The answer must be every line of the records below that contains the word "JSON".

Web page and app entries

[Start of section]

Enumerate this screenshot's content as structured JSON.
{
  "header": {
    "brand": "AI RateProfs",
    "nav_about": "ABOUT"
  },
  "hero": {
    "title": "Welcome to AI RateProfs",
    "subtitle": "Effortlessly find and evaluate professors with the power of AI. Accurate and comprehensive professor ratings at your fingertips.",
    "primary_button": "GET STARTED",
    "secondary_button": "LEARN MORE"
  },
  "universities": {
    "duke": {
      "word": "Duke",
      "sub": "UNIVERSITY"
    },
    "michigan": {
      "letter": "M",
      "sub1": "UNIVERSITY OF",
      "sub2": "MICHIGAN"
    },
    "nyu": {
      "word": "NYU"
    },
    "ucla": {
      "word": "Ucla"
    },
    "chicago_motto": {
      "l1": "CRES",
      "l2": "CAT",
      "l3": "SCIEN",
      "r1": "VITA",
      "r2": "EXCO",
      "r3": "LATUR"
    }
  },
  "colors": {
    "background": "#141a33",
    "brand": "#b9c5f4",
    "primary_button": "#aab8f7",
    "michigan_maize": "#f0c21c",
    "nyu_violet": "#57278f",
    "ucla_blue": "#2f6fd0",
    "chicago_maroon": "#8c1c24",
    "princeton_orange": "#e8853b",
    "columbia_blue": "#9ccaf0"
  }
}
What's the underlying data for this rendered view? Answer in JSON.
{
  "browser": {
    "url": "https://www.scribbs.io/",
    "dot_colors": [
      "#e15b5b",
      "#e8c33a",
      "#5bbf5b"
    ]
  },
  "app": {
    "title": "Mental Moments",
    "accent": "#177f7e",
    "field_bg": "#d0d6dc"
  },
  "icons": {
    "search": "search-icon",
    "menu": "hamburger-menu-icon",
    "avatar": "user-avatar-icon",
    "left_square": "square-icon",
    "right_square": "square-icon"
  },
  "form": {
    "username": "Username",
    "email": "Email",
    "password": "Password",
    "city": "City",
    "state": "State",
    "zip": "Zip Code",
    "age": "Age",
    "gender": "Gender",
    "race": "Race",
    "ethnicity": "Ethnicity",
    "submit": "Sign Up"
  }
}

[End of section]

Output →
Enumerate this screenshot's content as structured JSON.
What's the underlying data for this rendered view? Answer in JSON.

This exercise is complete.